If you have something to bring to the table when eligible for salary arbitration for the first time in the major leagues, it can be a rewarding experience.

Financially rewarding, that is.

That certainly was the case for Milwaukee Brewers closer John Axford, who agreed Friday to a $5 million contract for 2013, avoiding the need to exchange arbitration figures with the club. It was nearly a 10-fold increase in pay for Axford, who had a $525,000 salary last season.

The Brewers also avoided arbitration with their other eligible players, starting pitcher Marco Estrada and reliever Burke Badenhop. Estrada agreed to a $1.955 million salary and Badenhop accepted a $1.55 million contract. With centerfielder Carlos Gomez agreeing to terms the previous day and left-hander Chris Narveson doing so earlier, the Brewers have no worries about possible hearings this year.

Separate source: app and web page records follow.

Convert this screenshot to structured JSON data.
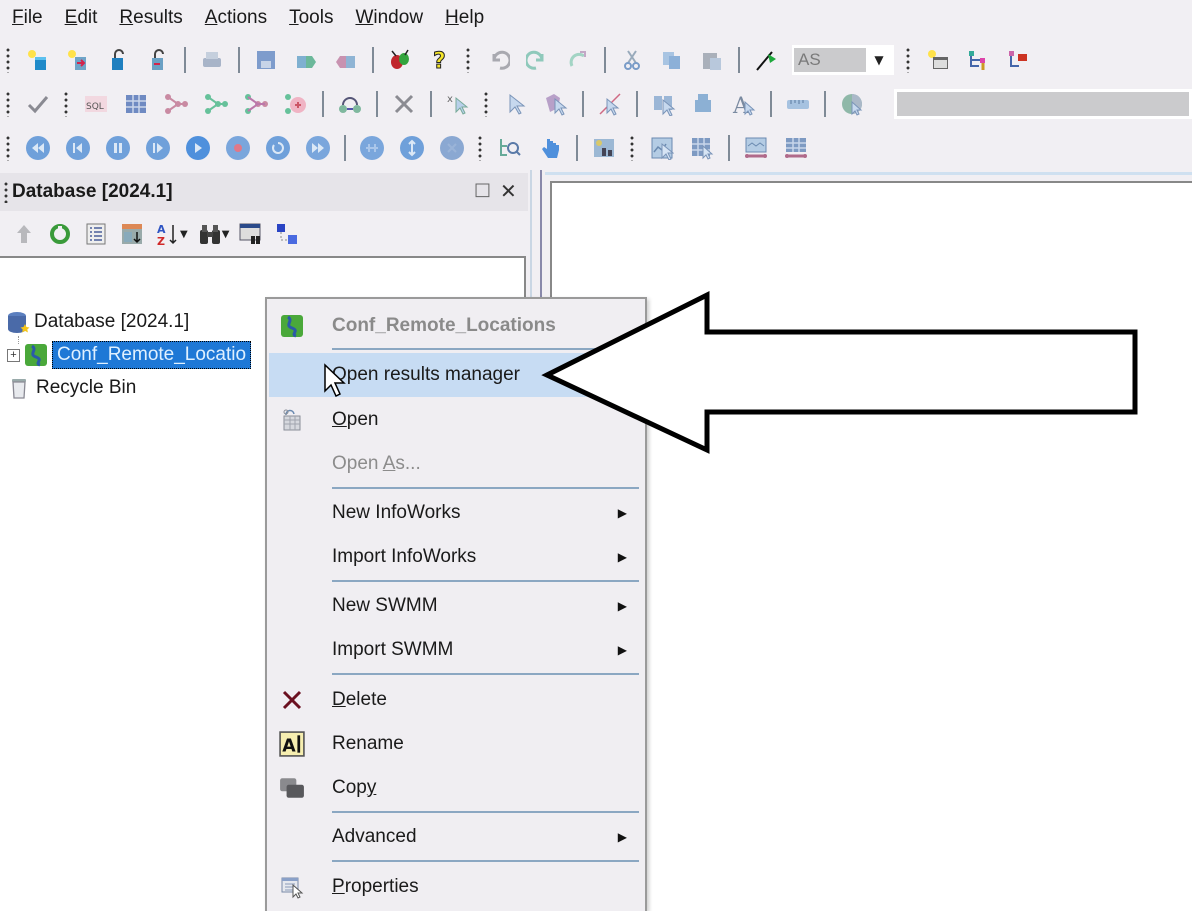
{
  "menubar": {
    "items": [
      {
        "label": "File",
        "accel": "F",
        "rest": "ile"
      },
      {
        "label": "Edit",
        "accel": "E",
        "rest": "dit"
      },
      {
        "label": "Results",
        "accel": "R",
        "rest": "esults"
      },
      {
        "label": "Actions",
        "accel": "A",
        "rest": "ctions"
      },
      {
        "label": "Tools",
        "accel": "T",
        "rest": "ools"
      },
      {
        "label": "Window",
        "accel": "W",
        "rest": "indow"
      },
      {
        "label": "Help",
        "accel": "H",
        "rest": "elp"
      }
    ]
  },
  "toolbar1": {
    "scenario_combo_value": "AS"
  },
  "panel": {
    "title": "Database [2024.1]",
    "restore_label": "□",
    "close_label": "✕"
  },
  "tree": {
    "root": "Database [2024.1]",
    "items": [
      {
        "label": "Conf_Remote_Locatio",
        "selected": true,
        "expander": "+"
      },
      {
        "label": "Recycle Bin",
        "selected": false
      }
    ]
  },
  "context_menu": {
    "header": "Conf_Remote_Locations",
    "items": [
      {
        "label": "Open results manager",
        "state": "hover"
      },
      {
        "label": "Open",
        "state": "normal"
      },
      {
        "label": "Open As...",
        "state": "disabled"
      },
      {
        "label": "New InfoWorks",
        "submenu": true
      },
      {
        "label": "Import InfoWorks",
        "submenu": true
      },
      {
        "label": "New SWMM",
        "submenu": true
      },
      {
        "label": "Import SWMM",
        "submenu": true
      },
      {
        "label": "Delete",
        "state": "normal"
      },
      {
        "label": "Rename",
        "state": "normal"
      },
      {
        "label": "Copy",
        "state": "normal"
      },
      {
        "label": "Advanced",
        "submenu": true
      },
      {
        "label": "Properties",
        "state": "normal"
      }
    ],
    "submenu_glyph": "▶"
  },
  "colors": {
    "selection": "#1e78d6",
    "menu_hover": "#c7dcf3",
    "menu_separator": "#8ba7c2",
    "background": "#f1eff3"
  }
}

"The goal is to get these deals done," said Teddy Werner, the club's senior director of business operations. "We're certainly happy to get them done at this date. Now we can move forward and focus on baseball."

Those unfamiliar with the arbitration process might have wondered how Axford received such a huge raise after a problematic 2012 season, during which he struggled so badly at one point that he forfeited the closer's role. But players eligible the first time for arbitration are allowed to use their entire body of work in negotiations and Axford was in good stead in that regard.

Axford, 29, set a club record in 2011 with 46 saves, converting his last 43 in a row. He compiled a 1.74 ERA in 74 appearances that season, earning National League Rolaids Relief Man of the Year.

Despite his midseason meltdown last year, Axford recorded 35 saves and finished with a 5-8 record and 4.67 ERA in 75 appearances, with 93 strikeouts in 69 innings. In 206 career relief outings with the Brewers, Axford is 15-12 with a 3.06 ERA and 106 saves.